It would have been far easier to stay home. At our core, though, I think that all boys crave adventure and thrive in the midst of challenges if we are brave enough to step into them. McCallie was that adventure for me. I found myself surrounded by an incredible array of talented students and teachers. Our honors scholar class numbered 19, each one immensely gifted. Being part of this cohort and being taught by men like Chet LeSourd, Cleve Latham, Michael Woodward, John Pataky, and Dave Mouron changed me as a student.
I had been a fine student before coming to the Ridge, but in the classrooms of these teachers, fine was not the goal; they wanted our best. Because I felt compelled to make the most of the opportunity that I had been given, I worked harder than I ever had before and left McCallie with an entirely reshaped sense of what I was capable of doing.
That healthy pressure to make the most of an incredible gift is something that I imagine many honor scholar alumni in this room share, and though it came with a dose of high school stress, I believe it was one of the great character-shaping realities of my time at McCallie. In my career, I’ve learned that one of the great challenges of working with high school students is getting them to embrace a sense of duty and to build a sense of responsibility for others. This ethos is built into the DNA of McCallie, but I felt it all the more intensely as an honor scholar whose time here was the direct result of visionary donors and school leaders.

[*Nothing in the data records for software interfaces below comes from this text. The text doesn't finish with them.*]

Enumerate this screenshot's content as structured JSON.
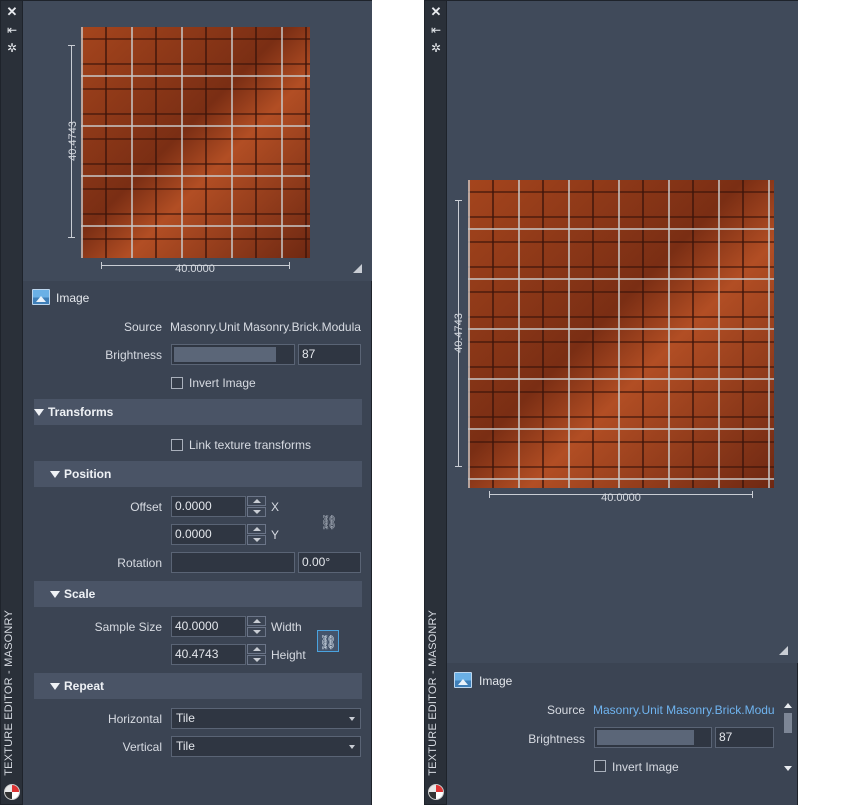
{
  "palette_title": "TEXTURE EDITOR - MASONRY",
  "left": {
    "preview": {
      "height_label": "40.4743",
      "width_label": "40.0000"
    },
    "image_header": "Image",
    "source_label": "Source",
    "source_value": "Masonry.Unit Masonry.Brick.Modula",
    "brightness_label": "Brightness",
    "brightness_value": "87",
    "brightness_level": 0.87,
    "invert_label": "Invert Image",
    "transforms_header": "Transforms",
    "link_transforms_label": "Link texture transforms",
    "position_header": "Position",
    "offset_label": "Offset",
    "offset_x": "0.0000",
    "offset_y": "0.0000",
    "x_axis": "X",
    "y_axis": "Y",
    "rotation_label": "Rotation",
    "rotation_value": "0.00°",
    "scale_header": "Scale",
    "sample_size_label": "Sample Size",
    "width_value": "40.0000",
    "width_label": "Width",
    "height_value": "40.4743",
    "height_label": "Height",
    "repeat_header": "Repeat",
    "horizontal_label": "Horizontal",
    "horizontal_value": "Tile",
    "vertical_label": "Vertical",
    "vertical_value": "Tile"
  },
  "right": {
    "preview": {
      "height_label": "40.4743",
      "width_label": "40.0000"
    },
    "image_header": "Image",
    "source_label": "Source",
    "source_value": "Masonry.Unit Masonry.Brick.Modu",
    "brightness_label": "Brightness",
    "brightness_value": "87",
    "brightness_level": 0.87,
    "invert_label": "Invert Image"
  },
  "colors": {
    "panel_bg": "#3b4453",
    "titlebar_bg": "#2a3039",
    "section_bg": "#4a5466",
    "link_active": "#4aa3df",
    "source_link": "#6fb4f0"
  },
  "icons": [
    "close-icon",
    "pin-icon",
    "gear-icon",
    "image-icon",
    "link-icon",
    "app-icon"
  ]
}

My story is not unique or remarkable at McCallie. Hundreds could get up and tell similar, though far more impressive tales. But I share it with you tonight because it could not and would not have happened without the Honors Scholarship. My experience as an honors scholar opened up the door to two Ivy League degrees, shaped my character, and built the foundation of my faith. Against all odds at a boys’ school, it even compensated for all of my natural awkwardness and connected me to my wife.
If the goal was to transform lives, then I’m here to say thank you, as many of you in this room unequivocally changed mine. I chose to invest my working life in education because of my time here, because I saw with my own eyes what a school grounded in faith, guided by relationships, and committed to excellence could do in the lives of young people. How could I not get into education when my own life was so radically altered by a school? It is no coincidence that the first person I wrote when deciding whether or not to enter the field was Sumner McCallie.
So, thank you.
Thank you to Ed Michaels for having the audacity to put together a program of this scope and for investing the time and resources needed to convince others to join you. I know this was no easy task and I will always be especially grateful to you.
Thank you to Gloria Walker, Alan Dickson, Olan Mills and others who were brave enough and generous enough to help make the program a financial reality, and thank you to Curtis Baggett, who I am sure doggedly pursued each of you.
Thank you to Spencer McCallie III for leading the first year, and to Kirk Walker for sustaining it and always being such a strong supporter and sounding board in my own career path.
I have to be back at work at 7am tomorrow in Nashville to speak at our Veterans Day celebration, but I could not pass up an opportunity to be here tonight. I will always feel a debt of gratitude to McCallie, to the honors scholarship program, and to those of you here who helped make Ed Michaels’ vision a reality. I’m sure that I’m not alone in this feeling, so I be bold enough to speak on behalf of hundreds of honors scholars and say that if you need us, we will be here—each with our own unique combinations of gifts, talents, and resources—to give back. We stand on your shoulders, and we will always be grateful.